The Yomiuri Shimbun
Bottled drinks seen at a FamilyMart store in Minato Ward, Tokyo, on May 26
The Yomiuri Shimbun

Major convenience store operators have rolled out new products and services amid the prolonged pandemic hoping to cater to customers’ changing needs as they stay home more.

FamilyMart Co. began selling T-shirts, underwear and the like under the brand “Convenience Wear” at its stores across the nation in March.

Conventionally, the main customers purchasing underclothes at convenience stores have been business travelers and those on vacation.

However, the company launched the new brand with a special focus on comfort to address demand for such wear as people spend longer time at home.

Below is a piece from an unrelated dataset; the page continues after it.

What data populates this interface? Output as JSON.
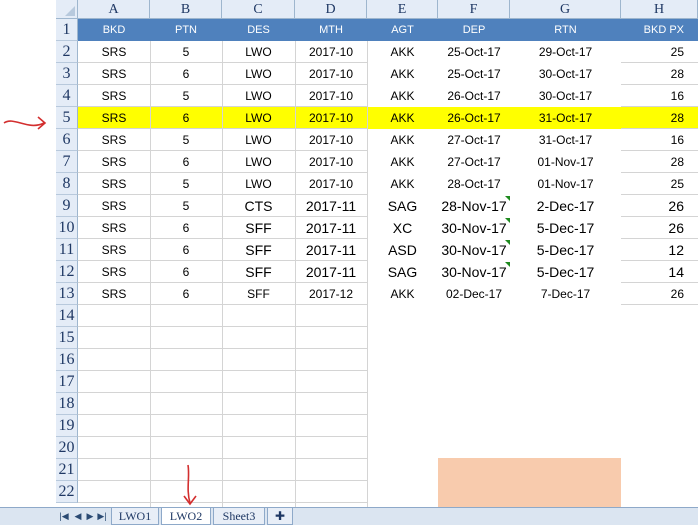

The products are also being promoted as ecologically friendly as they use fibers made from old clothes and fabric scraps.

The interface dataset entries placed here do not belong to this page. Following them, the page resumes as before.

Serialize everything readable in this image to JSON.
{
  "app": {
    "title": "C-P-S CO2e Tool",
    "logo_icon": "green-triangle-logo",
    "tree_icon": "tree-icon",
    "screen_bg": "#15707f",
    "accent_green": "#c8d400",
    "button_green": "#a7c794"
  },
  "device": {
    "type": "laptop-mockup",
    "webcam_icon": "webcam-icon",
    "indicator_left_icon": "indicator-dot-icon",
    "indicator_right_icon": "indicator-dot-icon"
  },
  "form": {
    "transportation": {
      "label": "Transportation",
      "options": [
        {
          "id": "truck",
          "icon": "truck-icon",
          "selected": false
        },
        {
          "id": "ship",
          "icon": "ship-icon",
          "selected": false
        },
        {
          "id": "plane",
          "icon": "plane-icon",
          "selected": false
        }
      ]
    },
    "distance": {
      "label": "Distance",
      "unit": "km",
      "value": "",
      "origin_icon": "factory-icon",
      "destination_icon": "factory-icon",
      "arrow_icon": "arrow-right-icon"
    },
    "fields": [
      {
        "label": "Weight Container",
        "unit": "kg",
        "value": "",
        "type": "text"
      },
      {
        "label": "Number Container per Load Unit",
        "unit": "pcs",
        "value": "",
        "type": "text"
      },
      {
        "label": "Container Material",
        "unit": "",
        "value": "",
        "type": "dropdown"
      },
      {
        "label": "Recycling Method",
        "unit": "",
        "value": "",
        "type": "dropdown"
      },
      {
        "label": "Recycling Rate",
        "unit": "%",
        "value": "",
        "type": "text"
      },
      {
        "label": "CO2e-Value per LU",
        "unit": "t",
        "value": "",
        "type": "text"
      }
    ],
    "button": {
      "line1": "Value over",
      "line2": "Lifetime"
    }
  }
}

In March, the company started a “bottle keep” service for bottled drinks. Customers who use the service can buy in advance 24 bottles of water or tea in 600 ml plastic bottles via the company’s smartphone app and then pick them up whenever they want at any store across the nation.

The service is offered at the discounted price — it costs ¥1900 when it normally should cost ¥2400, with tax. As a bottled tea or water is ¥100 each, customers get 24 bottles for the money worth 19 bottles.

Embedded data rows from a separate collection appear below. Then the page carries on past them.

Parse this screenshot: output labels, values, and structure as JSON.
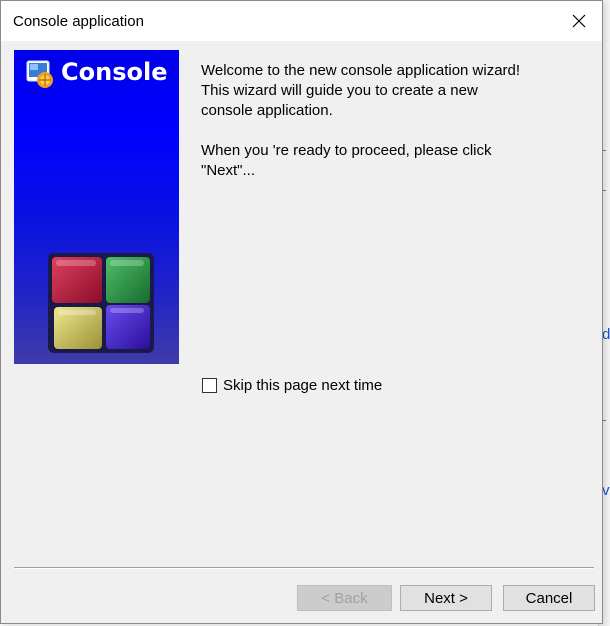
{
  "window": {
    "title": "Console application",
    "close_glyph": "×"
  },
  "banner": {
    "title": "Console",
    "logo_icon": "codeblocks-icon",
    "cubes_icon": "codeblocks-cubes-logo",
    "colors": {
      "top": "#0000e8",
      "bottom": "#3f3ca9",
      "cube_red": "#b3123a",
      "cube_green": "#1f8f3a",
      "cube_yellow": "#c9c15a",
      "cube_purple": "#3a16c2"
    }
  },
  "content": {
    "welcome_line1": "Welcome to the new console application wizard!",
    "welcome_line2": "This wizard will guide you to create a new",
    "welcome_line3": "console application.",
    "proceed_line1": "When you 're ready to proceed, please click",
    "proceed_line2": "\"Next\"..."
  },
  "skip": {
    "label": "Skip this page next time",
    "checked": false
  },
  "buttons": {
    "back": "< Back",
    "next": "Next >",
    "cancel": "Cancel"
  },
  "background_glyphs": [
    "d",
    "v"
  ]
}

FamilyMart hope the service will provide more opportunities for customers to stop by stores in office districts, where customer traffic is declining, and encourage them to buy other products as well.

In late March, Lawson, Inc. released “stick onigiri,” a handheld rice food similar to norimaki rice rolls. Its unconventional shape allows consumers to taste the filling from the first bite. People can also eat it without getting their hands dirty as it can be eaten while still wrapped in the package.

To meet demand for takeout, the company is also expanding food items cooked at its stores, with plans to increase stores offering freshly prepared boxed meals from 6,400 as of the end of February to 10,000 by fiscal 2022.

Seven-Eleven Japan Co., the largest convenience store chain in the nation, is now focusing on meal kits such as cut vegetables so consumers can easily prepare food at home. The food products are available to registered customers and can be purchased by placing an order online, then picking them up at a store or have them delivered home.

Many convenience store sales in April almost recovered to pre-pandemic levels on a same-store basis.

In addition to so-called social-distancing fatigue from staying home, strong sales of alcoholic beverages and long-life frozen foods are providing a tailwind.

“Developing products that will motivate customers to visit stores will be increasingly important as consumption behaviors are changing,” said Yutaka Suzuki, a senior researcher at the Distribution Economics Institute of Japan.